“I was concerned about my child, I was tired. I didn’t know where I was going, and I did not understand the language,” Maria told a reporter with the Texas Annual Conference. “Nataly treated me with so much sensitivity, love, and respect, and that made me feel secure and free.”
At stops all along the way, Maria was met by United Methodists who brought her medicine, a phone, clothes, money, and food. Nurses also showed up to help the baby.
When she arrived on the East coast, members from Foundry UMC met her and reunited her with her husband and eldest child. Soon, Maria found Evelyn’s church. She and her husband decided not to live together, so Evelyn offered Maria a home in the parsonage where she was staying.
The local church jumped into action. “It was remarkable how people lived out their faith,” Evelyn said. They gave so generously to Maria and her children. “Everything that was needed was given. We were in the flow of ministry and living that out.”
Working in ministry with Maria has transformed the congregation.
“To see people’s beautiful hearts shining through,” changes things, Evelyn said. “God is right here, alive and moving in this congregation to care for this family.”
It’s also shaped Maria’s faith.
“Her faith is the air that she breathes,” Evelyn said. “God has been her compass and what has sustained her.
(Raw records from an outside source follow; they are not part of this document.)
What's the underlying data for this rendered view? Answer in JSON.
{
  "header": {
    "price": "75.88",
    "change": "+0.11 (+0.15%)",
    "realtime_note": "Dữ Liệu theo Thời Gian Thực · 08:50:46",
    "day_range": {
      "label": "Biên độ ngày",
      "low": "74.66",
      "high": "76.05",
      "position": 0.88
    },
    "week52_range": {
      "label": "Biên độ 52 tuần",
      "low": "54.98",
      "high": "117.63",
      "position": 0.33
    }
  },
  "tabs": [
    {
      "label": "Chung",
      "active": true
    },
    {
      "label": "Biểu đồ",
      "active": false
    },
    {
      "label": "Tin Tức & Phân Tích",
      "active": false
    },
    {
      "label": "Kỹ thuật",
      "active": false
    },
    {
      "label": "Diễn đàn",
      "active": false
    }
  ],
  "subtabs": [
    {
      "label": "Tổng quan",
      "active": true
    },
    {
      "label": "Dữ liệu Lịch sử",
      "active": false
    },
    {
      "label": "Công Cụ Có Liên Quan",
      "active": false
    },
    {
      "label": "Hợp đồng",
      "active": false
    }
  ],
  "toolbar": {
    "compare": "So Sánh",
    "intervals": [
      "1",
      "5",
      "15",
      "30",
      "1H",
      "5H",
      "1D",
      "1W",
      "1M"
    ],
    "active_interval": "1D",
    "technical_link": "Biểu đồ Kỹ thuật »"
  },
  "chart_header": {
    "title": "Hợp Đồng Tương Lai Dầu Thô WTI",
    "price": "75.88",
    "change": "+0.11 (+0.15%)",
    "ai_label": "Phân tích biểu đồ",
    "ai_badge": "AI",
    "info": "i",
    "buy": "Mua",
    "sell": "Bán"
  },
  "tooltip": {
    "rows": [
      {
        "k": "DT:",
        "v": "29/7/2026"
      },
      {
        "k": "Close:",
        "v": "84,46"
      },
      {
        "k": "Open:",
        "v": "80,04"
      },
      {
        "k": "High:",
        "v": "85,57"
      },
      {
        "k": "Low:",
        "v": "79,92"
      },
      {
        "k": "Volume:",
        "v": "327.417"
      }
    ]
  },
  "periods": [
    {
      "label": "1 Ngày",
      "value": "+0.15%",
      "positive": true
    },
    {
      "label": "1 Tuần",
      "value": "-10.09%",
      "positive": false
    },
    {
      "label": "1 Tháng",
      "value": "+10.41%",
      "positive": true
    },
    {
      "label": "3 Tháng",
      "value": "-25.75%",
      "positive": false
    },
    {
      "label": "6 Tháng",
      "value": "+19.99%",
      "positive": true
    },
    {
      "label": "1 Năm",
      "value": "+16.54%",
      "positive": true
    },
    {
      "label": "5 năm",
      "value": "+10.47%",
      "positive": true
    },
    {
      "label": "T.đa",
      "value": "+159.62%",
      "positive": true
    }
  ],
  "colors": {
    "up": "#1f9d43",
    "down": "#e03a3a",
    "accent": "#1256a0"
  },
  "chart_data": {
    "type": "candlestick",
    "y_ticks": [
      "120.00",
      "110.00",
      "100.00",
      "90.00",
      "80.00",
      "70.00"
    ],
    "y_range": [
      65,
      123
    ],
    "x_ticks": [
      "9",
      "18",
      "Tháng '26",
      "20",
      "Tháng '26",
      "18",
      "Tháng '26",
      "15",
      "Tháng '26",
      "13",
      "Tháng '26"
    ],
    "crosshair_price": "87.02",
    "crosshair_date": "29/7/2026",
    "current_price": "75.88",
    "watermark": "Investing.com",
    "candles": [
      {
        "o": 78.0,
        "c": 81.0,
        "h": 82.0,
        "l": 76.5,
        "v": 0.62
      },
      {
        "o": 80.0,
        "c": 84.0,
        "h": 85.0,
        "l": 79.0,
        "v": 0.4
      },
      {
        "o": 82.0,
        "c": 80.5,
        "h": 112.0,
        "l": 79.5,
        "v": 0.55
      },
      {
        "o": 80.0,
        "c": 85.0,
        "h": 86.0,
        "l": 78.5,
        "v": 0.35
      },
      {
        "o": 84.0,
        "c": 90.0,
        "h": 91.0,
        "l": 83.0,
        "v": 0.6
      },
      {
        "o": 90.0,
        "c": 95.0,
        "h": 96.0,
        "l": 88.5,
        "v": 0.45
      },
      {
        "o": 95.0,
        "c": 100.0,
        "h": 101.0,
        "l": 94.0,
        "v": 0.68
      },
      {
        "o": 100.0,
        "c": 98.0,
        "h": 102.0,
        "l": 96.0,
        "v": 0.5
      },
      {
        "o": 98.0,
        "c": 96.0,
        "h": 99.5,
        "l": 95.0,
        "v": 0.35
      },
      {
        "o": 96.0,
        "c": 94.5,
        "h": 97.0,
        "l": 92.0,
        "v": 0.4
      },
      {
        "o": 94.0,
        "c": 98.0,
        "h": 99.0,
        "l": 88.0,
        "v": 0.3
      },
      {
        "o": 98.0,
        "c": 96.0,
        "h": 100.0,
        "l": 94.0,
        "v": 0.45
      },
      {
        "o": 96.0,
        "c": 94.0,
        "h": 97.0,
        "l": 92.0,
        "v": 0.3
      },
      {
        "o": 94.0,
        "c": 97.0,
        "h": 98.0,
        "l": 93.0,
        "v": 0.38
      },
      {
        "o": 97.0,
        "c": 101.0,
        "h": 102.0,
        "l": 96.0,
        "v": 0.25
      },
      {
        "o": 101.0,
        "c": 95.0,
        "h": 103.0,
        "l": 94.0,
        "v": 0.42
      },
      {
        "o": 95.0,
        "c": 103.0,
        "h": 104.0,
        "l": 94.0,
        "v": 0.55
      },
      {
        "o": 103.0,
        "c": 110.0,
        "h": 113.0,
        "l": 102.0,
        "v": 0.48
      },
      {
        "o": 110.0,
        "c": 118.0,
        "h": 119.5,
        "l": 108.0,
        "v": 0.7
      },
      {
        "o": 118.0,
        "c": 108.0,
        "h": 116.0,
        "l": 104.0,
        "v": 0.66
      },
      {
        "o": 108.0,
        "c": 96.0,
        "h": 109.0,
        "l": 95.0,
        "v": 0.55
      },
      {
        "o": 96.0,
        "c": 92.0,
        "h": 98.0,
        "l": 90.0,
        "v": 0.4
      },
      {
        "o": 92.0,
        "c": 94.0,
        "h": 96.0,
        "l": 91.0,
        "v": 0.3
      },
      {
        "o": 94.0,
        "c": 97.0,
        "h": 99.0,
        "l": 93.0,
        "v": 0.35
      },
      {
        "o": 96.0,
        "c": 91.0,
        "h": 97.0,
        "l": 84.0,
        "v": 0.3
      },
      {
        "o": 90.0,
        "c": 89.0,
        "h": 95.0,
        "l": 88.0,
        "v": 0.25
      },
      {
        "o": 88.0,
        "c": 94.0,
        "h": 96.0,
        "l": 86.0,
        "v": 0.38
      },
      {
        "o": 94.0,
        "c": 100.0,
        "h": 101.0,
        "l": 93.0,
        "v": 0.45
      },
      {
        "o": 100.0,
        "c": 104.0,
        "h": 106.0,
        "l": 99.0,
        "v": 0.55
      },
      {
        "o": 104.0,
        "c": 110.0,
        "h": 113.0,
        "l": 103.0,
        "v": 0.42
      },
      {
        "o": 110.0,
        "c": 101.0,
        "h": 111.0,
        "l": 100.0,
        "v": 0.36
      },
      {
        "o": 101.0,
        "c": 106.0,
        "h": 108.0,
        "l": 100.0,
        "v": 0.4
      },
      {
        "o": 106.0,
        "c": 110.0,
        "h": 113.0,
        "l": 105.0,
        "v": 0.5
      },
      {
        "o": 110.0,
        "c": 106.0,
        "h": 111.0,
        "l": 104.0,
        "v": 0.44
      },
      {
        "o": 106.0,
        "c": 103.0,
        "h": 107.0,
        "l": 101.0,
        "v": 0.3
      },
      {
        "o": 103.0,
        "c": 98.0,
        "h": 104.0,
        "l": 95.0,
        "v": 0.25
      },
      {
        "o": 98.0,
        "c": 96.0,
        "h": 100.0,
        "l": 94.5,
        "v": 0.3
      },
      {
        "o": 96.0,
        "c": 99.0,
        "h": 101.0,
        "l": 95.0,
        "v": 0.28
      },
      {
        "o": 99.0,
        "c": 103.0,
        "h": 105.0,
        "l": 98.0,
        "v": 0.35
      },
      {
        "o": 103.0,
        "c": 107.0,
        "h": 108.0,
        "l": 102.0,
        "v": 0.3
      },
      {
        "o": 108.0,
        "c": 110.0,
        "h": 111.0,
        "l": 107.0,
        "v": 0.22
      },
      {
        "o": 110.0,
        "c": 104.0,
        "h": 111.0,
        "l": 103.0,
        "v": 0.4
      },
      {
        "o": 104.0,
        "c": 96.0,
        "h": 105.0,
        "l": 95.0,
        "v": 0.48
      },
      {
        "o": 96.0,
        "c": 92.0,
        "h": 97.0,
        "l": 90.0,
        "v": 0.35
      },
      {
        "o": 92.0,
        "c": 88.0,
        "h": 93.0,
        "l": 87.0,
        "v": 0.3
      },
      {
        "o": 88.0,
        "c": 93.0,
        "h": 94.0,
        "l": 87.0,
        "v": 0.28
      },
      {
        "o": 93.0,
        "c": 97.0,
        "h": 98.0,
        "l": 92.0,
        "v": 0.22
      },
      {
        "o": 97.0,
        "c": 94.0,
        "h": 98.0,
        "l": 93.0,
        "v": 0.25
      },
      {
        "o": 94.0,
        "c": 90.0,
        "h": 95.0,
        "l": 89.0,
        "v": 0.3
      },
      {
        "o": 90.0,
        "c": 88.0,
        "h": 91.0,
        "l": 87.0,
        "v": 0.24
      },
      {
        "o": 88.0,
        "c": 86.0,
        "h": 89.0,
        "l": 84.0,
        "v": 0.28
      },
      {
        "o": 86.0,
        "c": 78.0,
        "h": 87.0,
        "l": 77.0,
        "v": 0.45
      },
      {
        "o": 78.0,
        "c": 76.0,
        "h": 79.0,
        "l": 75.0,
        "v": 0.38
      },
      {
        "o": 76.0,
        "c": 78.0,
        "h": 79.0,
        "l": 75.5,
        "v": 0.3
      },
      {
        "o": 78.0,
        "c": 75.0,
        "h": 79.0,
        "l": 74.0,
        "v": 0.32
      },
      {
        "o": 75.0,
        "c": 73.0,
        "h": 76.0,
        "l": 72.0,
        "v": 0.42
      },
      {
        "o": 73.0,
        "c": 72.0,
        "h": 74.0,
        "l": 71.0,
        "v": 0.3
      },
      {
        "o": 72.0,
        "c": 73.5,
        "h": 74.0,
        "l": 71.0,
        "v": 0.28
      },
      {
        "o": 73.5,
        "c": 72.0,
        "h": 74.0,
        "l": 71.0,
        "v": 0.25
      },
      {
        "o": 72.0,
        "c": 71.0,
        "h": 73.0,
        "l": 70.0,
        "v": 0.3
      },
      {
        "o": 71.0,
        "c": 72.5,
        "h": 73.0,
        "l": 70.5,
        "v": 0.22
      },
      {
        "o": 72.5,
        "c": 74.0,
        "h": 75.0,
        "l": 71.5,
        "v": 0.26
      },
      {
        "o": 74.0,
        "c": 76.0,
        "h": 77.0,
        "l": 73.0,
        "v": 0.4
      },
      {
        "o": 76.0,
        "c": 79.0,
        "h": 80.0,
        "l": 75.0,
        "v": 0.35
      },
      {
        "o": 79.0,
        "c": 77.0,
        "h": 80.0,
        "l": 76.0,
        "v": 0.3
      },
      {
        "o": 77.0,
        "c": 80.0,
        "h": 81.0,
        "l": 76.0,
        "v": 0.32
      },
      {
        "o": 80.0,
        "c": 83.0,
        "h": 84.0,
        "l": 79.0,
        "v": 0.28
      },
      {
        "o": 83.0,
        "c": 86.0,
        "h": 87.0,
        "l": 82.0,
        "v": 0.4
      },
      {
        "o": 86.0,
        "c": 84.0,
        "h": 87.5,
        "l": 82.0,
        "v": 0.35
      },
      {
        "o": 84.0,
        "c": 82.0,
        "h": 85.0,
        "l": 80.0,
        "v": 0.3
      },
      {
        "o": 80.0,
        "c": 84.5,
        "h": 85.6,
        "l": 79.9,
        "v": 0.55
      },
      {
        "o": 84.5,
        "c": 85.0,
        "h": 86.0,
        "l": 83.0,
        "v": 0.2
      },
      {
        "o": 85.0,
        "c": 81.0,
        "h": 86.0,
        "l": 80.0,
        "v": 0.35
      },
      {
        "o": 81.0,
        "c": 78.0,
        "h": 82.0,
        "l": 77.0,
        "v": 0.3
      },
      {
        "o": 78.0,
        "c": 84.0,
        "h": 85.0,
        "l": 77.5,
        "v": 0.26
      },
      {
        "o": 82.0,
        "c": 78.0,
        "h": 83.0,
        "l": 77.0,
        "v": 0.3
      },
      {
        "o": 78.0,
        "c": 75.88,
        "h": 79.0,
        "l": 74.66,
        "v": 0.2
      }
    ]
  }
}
There have been many, many nights when she has not been able to sleep during the year and a half she was separated from her daughter. It was always her hope and prayer they would be reunited.”
Now that this prayer has been answered, they are at the point of soaring, Evelyn said. “There is so much hope ahead of them, and yet there’s still a lot to get through.”
Seeking Justice, Living Mercy
For one of the pastors who leads the church where Maria attends, being able to know Maria and her children has been an important reminder that “at the end of the day, this isn't just a political problem, and no problem of injustice is. This is about people. We need to be active disciples in both charity and justice. We can get very discouraged when we try to tackle a problem and don't seem to be making headway.
“But if we're also ministering to people at the same time, the victories are easier to see. We still have a lot to do on the issue of immigration, but we were able to see God work in powerful ways to bring this family back together. That helps to strengthen our resolve as we tackle the structural injustice.”
Addressing these larger issues of injustice is essential to United Methodists, Bishop Easterling said.
“Our Social Principles are also instructive on this matter,” she said. “We stand opposed to, ‘policies that separate family members from each other or that include detention of families with children, and we call on local churches to be in ministry with immigrant families.’ (2016 BOD, Social Principles, Para. 162) The congregation assisting Maria is acting as the hands and feet of God, and I am grateful for this witness.
“The state-sponsored separation of children from their families is morally and spiritually unconscionable,” the bishop continued. “It is our Gospel call to address these hardships and to offer hope. Many of God’s children are now facing sorrow upon sorrow. Hope must be created, and justice must be done.”
At this point, what Maria needs most are the funds for a larger apartment where she can create a home for her three children.
The BWC Immigration Rights team has also released an Action Alert to address Families Separated at the Border, to assist churches and individuals interested in working on this justice issue.
“It was powerful to be present at the reunion of Maria and her four-year-old child,” Evelyn said. “There was one moment recently when all three children were crying and asking for her to hold them. It was beautiful – with her two arms, she reached out and held all three of her kids. She has this heart that is enormous.”
Sometimes there are no more tears to cry.